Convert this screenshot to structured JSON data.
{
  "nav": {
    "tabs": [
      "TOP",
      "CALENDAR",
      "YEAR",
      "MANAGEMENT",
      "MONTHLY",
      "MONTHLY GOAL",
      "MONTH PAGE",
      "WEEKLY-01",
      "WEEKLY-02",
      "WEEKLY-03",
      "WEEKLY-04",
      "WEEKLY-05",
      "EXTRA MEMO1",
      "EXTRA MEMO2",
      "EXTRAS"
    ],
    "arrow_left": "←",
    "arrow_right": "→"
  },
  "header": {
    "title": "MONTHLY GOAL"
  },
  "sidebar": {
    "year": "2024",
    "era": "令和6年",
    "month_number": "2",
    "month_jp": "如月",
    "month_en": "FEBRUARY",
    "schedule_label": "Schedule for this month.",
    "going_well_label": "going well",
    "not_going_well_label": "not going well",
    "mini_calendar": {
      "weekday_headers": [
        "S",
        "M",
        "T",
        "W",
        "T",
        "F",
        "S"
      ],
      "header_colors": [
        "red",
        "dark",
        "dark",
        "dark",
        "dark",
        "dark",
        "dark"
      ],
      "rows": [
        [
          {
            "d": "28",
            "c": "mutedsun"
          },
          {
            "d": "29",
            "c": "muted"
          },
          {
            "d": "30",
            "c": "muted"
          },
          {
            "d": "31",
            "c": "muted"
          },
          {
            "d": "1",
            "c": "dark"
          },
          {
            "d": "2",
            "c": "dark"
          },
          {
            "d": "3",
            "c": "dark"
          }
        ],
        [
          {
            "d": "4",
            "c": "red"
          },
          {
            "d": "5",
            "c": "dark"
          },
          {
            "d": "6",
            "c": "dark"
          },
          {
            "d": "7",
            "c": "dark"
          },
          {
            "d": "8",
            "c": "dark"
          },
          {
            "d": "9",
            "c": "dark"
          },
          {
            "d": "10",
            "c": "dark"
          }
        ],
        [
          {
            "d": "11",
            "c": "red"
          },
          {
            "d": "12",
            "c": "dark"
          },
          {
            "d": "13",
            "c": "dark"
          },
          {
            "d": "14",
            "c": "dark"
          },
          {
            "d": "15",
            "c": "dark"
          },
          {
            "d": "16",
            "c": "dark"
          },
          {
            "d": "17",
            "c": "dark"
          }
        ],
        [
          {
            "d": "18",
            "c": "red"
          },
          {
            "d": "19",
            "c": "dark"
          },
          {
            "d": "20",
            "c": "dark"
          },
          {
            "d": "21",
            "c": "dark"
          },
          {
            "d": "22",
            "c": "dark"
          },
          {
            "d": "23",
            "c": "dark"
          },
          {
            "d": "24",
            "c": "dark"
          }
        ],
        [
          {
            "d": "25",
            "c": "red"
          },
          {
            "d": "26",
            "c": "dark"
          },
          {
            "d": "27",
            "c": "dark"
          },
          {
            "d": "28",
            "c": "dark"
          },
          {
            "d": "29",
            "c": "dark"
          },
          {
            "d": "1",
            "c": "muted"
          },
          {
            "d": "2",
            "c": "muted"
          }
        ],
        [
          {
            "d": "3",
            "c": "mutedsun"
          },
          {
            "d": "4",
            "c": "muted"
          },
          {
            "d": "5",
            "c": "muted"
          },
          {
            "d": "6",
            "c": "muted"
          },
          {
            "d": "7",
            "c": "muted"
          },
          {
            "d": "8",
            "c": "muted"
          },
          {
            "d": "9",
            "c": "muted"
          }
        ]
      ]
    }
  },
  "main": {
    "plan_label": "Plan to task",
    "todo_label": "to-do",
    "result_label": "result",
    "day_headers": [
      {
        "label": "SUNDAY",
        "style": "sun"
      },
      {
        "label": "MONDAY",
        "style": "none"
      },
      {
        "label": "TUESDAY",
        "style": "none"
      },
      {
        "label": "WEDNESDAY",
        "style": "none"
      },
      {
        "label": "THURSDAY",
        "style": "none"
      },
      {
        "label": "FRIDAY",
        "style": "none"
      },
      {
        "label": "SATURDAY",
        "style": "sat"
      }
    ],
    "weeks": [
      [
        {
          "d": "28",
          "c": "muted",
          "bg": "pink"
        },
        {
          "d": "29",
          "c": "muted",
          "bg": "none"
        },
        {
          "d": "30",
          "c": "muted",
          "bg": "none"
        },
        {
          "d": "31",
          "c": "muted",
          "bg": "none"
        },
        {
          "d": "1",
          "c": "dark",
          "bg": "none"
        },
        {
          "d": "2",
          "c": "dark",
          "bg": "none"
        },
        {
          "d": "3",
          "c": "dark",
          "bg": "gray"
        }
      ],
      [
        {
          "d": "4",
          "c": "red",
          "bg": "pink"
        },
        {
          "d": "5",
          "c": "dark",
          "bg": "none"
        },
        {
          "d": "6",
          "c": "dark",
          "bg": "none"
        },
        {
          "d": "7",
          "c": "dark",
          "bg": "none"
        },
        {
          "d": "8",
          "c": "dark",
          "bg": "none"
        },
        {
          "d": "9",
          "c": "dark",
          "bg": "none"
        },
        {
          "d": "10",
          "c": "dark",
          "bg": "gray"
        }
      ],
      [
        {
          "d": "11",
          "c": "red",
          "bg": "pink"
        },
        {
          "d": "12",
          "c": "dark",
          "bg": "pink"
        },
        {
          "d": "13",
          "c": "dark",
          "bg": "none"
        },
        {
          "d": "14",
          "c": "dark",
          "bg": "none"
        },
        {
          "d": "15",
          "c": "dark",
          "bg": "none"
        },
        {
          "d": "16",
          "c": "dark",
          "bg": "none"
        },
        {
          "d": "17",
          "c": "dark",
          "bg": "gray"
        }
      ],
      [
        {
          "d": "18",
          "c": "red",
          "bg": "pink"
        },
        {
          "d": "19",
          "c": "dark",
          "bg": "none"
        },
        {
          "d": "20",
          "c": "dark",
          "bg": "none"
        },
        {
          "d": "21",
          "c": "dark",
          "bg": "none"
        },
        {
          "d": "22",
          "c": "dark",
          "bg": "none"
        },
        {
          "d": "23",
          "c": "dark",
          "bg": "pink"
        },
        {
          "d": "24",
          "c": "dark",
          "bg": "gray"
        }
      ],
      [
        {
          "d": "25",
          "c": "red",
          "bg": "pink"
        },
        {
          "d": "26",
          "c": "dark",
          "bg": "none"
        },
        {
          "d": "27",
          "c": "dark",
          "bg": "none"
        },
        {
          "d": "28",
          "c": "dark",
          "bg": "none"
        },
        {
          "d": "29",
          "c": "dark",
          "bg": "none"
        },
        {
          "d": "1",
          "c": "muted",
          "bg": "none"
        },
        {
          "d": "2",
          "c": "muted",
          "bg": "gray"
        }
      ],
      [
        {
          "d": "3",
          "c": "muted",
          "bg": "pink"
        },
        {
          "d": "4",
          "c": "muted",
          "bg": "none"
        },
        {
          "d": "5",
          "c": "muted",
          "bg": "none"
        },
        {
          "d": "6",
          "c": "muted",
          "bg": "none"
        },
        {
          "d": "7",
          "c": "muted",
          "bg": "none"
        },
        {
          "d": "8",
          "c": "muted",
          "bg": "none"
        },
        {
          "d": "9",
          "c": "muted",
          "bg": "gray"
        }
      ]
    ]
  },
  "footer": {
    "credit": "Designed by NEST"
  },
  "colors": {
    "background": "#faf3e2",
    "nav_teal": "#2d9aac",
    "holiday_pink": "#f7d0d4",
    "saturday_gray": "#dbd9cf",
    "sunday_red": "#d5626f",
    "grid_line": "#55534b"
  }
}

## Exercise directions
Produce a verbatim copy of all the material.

## Output of the task
Convert this screenshot to structured JSON data.
{
  "nav": {
    "tabs": [
      "TOP",
      "CALENDAR",
      "YEAR",
      "MANAGEMENT",
      "MONTHLY",
      "MONTHLY GOAL",
      "MONTH PAGE",
      "WEEKLY-01",
      "WEEKLY-02",
      "WEEKLY-03",
      "WEEKLY-04",
      "WEEKLY-05",
      "EXTRA MEMO1",
      "EXTRA MEMO2",
      "EXTRAS"
    ],
    "arrow_left": "←",
    "arrow_right": "→"
  },
  "header": {
    "title": "MONTHLY GOAL"
  },
  "sidebar": {
    "year": "2024",
    "era": "令和6年",
    "month_number": "2",
    "month_jp": "如月",
    "month_en": "FEBRUARY",
    "schedule_label": "Schedule for this month.",
    "going_well_label": "going well",
    "not_going_well_label": "not going well",
    "mini_calendar": {
      "weekday_headers": [
        "S",
        "M",
        "T",
        "W",
        "T",
        "F",
        "S"
      ],
      "header_colors": [
        "red",
        "dark",
        "dark",
        "dark",
        "dark",
        "dark",
        "dark"
      ],
      "rows": [
        [
          {
            "d": "28",
            "c": "mutedsun"
          },
          {
            "d": "29",
            "c": "muted"
          },
          {
            "d": "30",
            "c": "muted"
          },
          {
            "d": "31",
            "c": "muted"
          },
          {
            "d": "1",
            "c": "dark"
          },
          {
            "d": "2",
            "c": "dark"
          },
          {
            "d": "3",
            "c": "dark"
          }
        ],
        [
          {
            "d": "4",
            "c": "red"
          },
          {
            "d": "5",
            "c": "dark"
          },
          {
            "d": "6",
            "c": "dark"
          },
          {
            "d": "7",
            "c": "dark"
          },
          {
            "d": "8",
            "c": "dark"
          },
          {
            "d": "9",
            "c": "dark"
          },
          {
            "d": "10",
            "c": "dark"
          }
        ],
        [
          {
            "d": "11",
            "c": "red"
          },
          {
            "d": "12",
            "c": "dark"
          },
          {
            "d": "13",
            "c": "dark"
          },
          {
            "d": "14",
            "c": "dark"
          },
          {
            "d": "15",
            "c": "dark"
          },
          {
            "d": "16",
            "c": "dark"
          },
          {
            "d": "17",
            "c": "dark"
          }
        ],
        [
          {
            "d": "18",
            "c": "red"
          },
          {
            "d": "19",
            "c": "dark"
          },
          {
            "d": "20",
            "c": "dark"
          },
          {
            "d": "21",
            "c": "dark"
          },
          {
            "d": "22",
            "c": "dark"
          },
          {
            "d": "23",
            "c": "dark"
          },
          {
            "d": "24",
            "c": "dark"
          }
        ],
        [
          {
            "d": "25",
            "c": "red"
          },
          {
            "d": "26",
            "c": "dark"
          },
          {
            "d": "27",
            "c": "dark"
          },
          {
            "d": "28",
            "c": "dark"
          },
          {
            "d": "29",
            "c": "dark"
          },
          {
            "d": "1",
            "c": "muted"
          },
          {
            "d": "2",
            "c": "muted"
          }
        ],
        [
          {
            "d": "3",
            "c": "mutedsun"
          },
          {
            "d": "4",
            "c": "muted"
          },
          {
            "d": "5",
            "c": "muted"
          },
          {
            "d": "6",
            "c": "muted"
          },
          {
            "d": "7",
            "c": "muted"
          },
          {
            "d": "8",
            "c": "muted"
          },
          {
            "d": "9",
            "c": "muted"
          }
        ]
      ]
    }
  },
  "main": {
    "plan_label": "Plan to task",
    "todo_label": "to-do",
    "result_label": "result",
    "day_headers": [
      {
        "label": "SUNDAY",
        "style": "sun"
      },
      {
        "label": "MONDAY",
        "style": "none"
      },
      {
        "label": "TUESDAY",
        "style": "none"
      },
      {
        "label": "WEDNESDAY",
        "style": "none"
      },
      {
        "label": "THURSDAY",
        "style": "none"
      },
      {
        "label": "FRIDAY",
        "style": "none"
      },
      {
        "label": "SATURDAY",
        "style": "sat"
      }
    ],
    "weeks": [
      [
        {
          "d": "28",
          "c": "muted",
          "bg": "pink"
        },
        {
          "d": "29",
          "c": "muted",
          "bg": "none"
        },
        {
          "d": "30",
          "c": "muted",
          "bg": "none"
        },
        {
          "d": "31",
          "c": "muted",
          "bg": "none"
        },
        {
          "d": "1",
          "c": "dark",
          "bg": "none"
        },
        {
          "d": "2",
          "c": "dark",
          "bg": "none"
        },
        {
          "d": "3",
          "c": "dark",
          "bg": "gray"
        }
      ],
      [
        {
          "d": "4",
          "c": "red",
          "bg": "pink"
        },
        {
          "d": "5",
          "c": "dark",
          "bg": "none"
        },
        {
          "d": "6",
          "c": "dark",
          "bg": "none"
        },
        {
          "d": "7",
          "c": "dark",
          "bg": "none"
        },
        {
          "d": "8",
          "c": "dark",
          "bg": "none"
        },
        {
          "d": "9",
          "c": "dark",
          "bg": "none"
        },
        {
          "d": "10",
          "c": "dark",
          "bg": "gray"
        }
      ],
      [
        {
          "d": "11",
          "c": "red",
          "bg": "pink"
        },
        {
          "d": "12",
          "c": "dark",
          "bg": "pink"
        },
        {
          "d": "13",
          "c": "dark",
          "bg": "none"
        },
        {
          "d": "14",
          "c": "dark",
          "bg": "none"
        },
        {
          "d": "15",
          "c": "dark",
          "bg": "none"
        },
        {
          "d": "16",
          "c": "dark",
          "bg": "none"
        },
        {
          "d": "17",
          "c": "dark",
          "bg": "gray"
        }
      ],
      [
        {
          "d": "18",
          "c": "red",
          "bg": "pink"
        },
        {
          "d": "19",
          "c": "dark",
          "bg": "none"
        },
        {
          "d": "20",
          "c": "dark",
          "bg": "none"
        },
        {
          "d": "21",
          "c": "dark",
          "bg": "none"
        },
        {
          "d": "22",
          "c": "dark",
          "bg": "none"
        },
        {
          "d": "23",
          "c": "dark",
          "bg": "pink"
        },
        {
          "d": "24",
          "c": "dark",
          "bg": "gray"
        }
      ],
      [
        {
          "d": "25",
          "c": "red",
          "bg": "pink"
        },
        {
          "d": "26",
          "c": "dark",
          "bg": "none"
        },
        {
          "d": "27",
          "c": "dark",
          "bg": "none"
        },
        {
          "d": "28",
          "c": "dark",
          "bg": "none"
        },
        {
          "d": "29",
          "c": "dark",
          "bg": "none"
        },
        {
          "d": "1",
          "c": "muted",
          "bg": "none"
        },
        {
          "d": "2",
          "c": "muted",
          "bg": "gray"
        }
      ],
      [
        {
          "d": "3",
          "c": "muted",
          "bg": "pink"
        },
        {
          "d": "4",
          "c": "muted",
          "bg": "none"
        },
        {
          "d": "5",
          "c": "muted",
          "bg": "none"
        },
        {
          "d": "6",
          "c": "muted",
          "bg": "none"
        },
        {
          "d": "7",
          "c": "muted",
          "bg": "none"
        },
        {
          "d": "8",
          "c": "muted",
          "bg": "none"
        },
        {
          "d": "9",
          "c": "muted",
          "bg": "gray"
        }
      ]
    ]
  },
  "footer": {
    "credit": "Designed by NEST"
  },
  "colors": {
    "background": "#faf3e2",
    "nav_teal": "#2d9aac",
    "holiday_pink": "#f7d0d4",
    "saturday_gray": "#dbd9cf",
    "sunday_red": "#d5626f",
    "grid_line": "#55534b"
  }
}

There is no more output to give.